The evolution that is taking place offers an exciting oppor­tunity for change. It began with the simple requirement for data collection and information processing, migrated to systems integration, data communication, network man­agement, and systems interoperability, and is now ad­dressing the high impact area of global information access. Finally, we have reached a point where the solutions which were considered unacceptable in the past now can be reexamined with the introduction of new and more cost effective technologies. Such things as "disposable" code, used as a cheap, short-term solution for unique require­ments, the availability of a competitive market for hard­ware/software solutions, multiple computer platforms for synergistic solutions, etc. What does this mean for the future of P&IM?

The Future of P&IM

If we were to apply rigorous scrutiny to the production and inventory management function from our customers'eyes, we could reach the conclusion that in its current state, it's a non-value-added activity. Further, from a process analy­sis we could conclude it's not an important process. If we are going to focus our concerns on what adds value to the customer or what the customer feels is an important process, then we have to consider reengineering P&IM. Historically, the primary function of that area has been to "balance priorities" given limited and conflicting choices. Doesn't it make sense to realign them as part of a larger, more important process that can focus on an achievable, stretch goal, rather than deal in on-going compromise? The role they execute is important, but how they execute it is begging for change. Before you begin your "what-if" sce­nario, remember the information needed to perform any task, in any structure, at any location is available. Your role is to utilize it.
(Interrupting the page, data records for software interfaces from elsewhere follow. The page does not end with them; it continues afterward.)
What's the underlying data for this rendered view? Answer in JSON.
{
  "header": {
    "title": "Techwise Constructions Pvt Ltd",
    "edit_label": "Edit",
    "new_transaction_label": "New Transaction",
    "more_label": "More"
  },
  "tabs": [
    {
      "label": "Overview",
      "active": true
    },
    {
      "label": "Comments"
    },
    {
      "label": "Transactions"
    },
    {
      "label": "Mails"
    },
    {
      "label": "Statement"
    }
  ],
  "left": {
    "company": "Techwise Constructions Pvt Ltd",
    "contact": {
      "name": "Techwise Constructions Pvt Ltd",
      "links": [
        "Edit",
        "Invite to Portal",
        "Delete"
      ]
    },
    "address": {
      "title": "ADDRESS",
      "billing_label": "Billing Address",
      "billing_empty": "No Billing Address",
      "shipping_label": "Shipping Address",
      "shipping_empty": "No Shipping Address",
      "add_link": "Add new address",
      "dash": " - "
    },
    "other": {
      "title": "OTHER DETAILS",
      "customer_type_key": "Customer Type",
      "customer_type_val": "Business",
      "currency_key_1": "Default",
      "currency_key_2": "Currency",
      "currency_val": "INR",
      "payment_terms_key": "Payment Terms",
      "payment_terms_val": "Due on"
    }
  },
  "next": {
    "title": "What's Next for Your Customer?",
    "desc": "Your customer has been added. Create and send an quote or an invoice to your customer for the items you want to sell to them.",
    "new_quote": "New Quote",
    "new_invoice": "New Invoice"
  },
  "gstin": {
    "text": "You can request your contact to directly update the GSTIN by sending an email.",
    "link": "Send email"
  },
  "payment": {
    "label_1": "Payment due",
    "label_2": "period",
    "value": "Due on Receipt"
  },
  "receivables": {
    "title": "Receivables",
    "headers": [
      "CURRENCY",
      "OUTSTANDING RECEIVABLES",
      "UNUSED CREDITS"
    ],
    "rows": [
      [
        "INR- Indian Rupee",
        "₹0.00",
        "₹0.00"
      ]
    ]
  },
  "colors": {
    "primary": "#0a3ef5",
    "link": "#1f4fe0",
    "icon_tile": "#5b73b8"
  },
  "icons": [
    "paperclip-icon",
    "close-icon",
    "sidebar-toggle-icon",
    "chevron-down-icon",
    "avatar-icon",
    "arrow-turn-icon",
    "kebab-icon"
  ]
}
Lessons Learned

Listed below are some lessons learned after engaging in some of the solutions discussed in this article:

• Do not identify a solution and apply technology prior to a real understanding of the requirement
• Be sure to define a real process rather than important tasks and identify a process owner that champions the change
• Recognize that change is traumatic on all individuals and they should be educated in dealing with change
• Downsizing or flattening an organization is not what reengineering is about
• Remember that progressive organizations have gone beyond the concept of "management information sys­tems (MIS)" and are using the expanded toolset of "information technology"
• Do not be restricted to conventional thinking of orga­nizations or processes
• Do not consider existing restrictions of information systems

For balance of this article, click on the below link:
Lean Manufacturing Articles and go to Series 02


To stay current on manufacturing competitive knowledge, please subscribe to our weekly bulletin, "Manufacturing. Basics and Best Practices (MBBP)."  Simply fill in the below form and click on the " subscribe button." 

We'll also send you our Special Report, "6-Change Initiatives for Personal and Company Success."  

All at no cost of course. 

First Name:
Your E-Mail:

 Your personal information will never 
be disclosed to any third party.

privacy policy

Here's what one of our subscribers said about the MBBP Bulletin:

"Great articles. Thanks for the insights. I often share portions of your articles with my staff and they too enjoy them and fine aspects where they can integrate points into their individual areas of responsibilities. Thanks again."

               Kerry B. Stephenson. President. KALCO Lighting, LLC

Lean Manufacturing Menu

Balanced Scorecard Training    Lean Manufacturing Implementation
Overview of Six Sigma    Inventory Reduction Techniques
Strategic Tactical Planning   Total Quality Management
Articles and MBBP Archives    Lean Management Training
Strategic Planning Training  Lean Six Sigma Training
Performance Management Training    Kaizen Training
Thinking Outside the Box Principles  Kaizen Blitz 
Lean Manufacturing Certification Program

Lean Manufacturing Improvement  Performance Management Improvement
ISO 9000:2000 Improvement  Continuous Process Improvement
Value Steam Mapping Improvement  Strategic Planning Improvement
Supply Chain Management Improvement

"Back to Basics" Training for anyone ... anywhere ... anytime

Business Basics, LLC
6003 Dassia Way, Oceanside, CA 92056
West Coast: 760-945-5596

© 2001-2007 Business Basics, LLC